→ Exercise aim
Nothing should differ. Repeat every record as written.

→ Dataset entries
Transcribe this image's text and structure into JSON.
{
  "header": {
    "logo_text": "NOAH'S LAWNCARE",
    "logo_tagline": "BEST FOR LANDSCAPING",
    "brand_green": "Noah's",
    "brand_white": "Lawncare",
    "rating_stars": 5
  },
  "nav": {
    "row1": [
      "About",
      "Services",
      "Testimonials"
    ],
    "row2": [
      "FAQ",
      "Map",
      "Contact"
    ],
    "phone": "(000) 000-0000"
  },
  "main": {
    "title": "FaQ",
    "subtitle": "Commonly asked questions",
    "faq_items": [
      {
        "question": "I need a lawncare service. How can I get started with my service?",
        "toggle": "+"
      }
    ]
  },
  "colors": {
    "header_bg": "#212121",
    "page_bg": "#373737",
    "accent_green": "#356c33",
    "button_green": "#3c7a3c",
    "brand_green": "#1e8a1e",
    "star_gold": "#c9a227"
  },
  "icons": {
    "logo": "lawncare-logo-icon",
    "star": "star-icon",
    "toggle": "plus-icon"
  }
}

→ Task answer
Transcribe this image's text and structure into JSON.
{
  "header": {
    "logo_text": "NOAH'S LAWNCARE",
    "logo_tagline": "BEST FOR LANDSCAPING",
    "brand_green": "Noah's",
    "brand_white": "Lawncare",
    "rating_stars": 5
  },
  "nav": {
    "row1": [
      "About",
      "Services",
      "Testimonials"
    ],
    "row2": [
      "FAQ",
      "Map",
      "Contact"
    ],
    "phone": "(000) 000-0000"
  },
  "main": {
    "title": "FaQ",
    "subtitle": "Commonly asked questions",
    "faq_items": [
      {
        "question": "I need a lawncare service. How can I get started with my service?",
        "toggle": "+"
      }
    ]
  },
  "colors": {
    "header_bg": "#212121",
    "page_bg": "#373737",
    "accent_green": "#356c33",
    "button_green": "#3c7a3c",
    "brand_green": "#1e8a1e",
    "star_gold": "#c9a227"
  },
  "icons": {
    "logo": "lawncare-logo-icon",
    "star": "star-icon",
    "toggle": "plus-icon"
  }
}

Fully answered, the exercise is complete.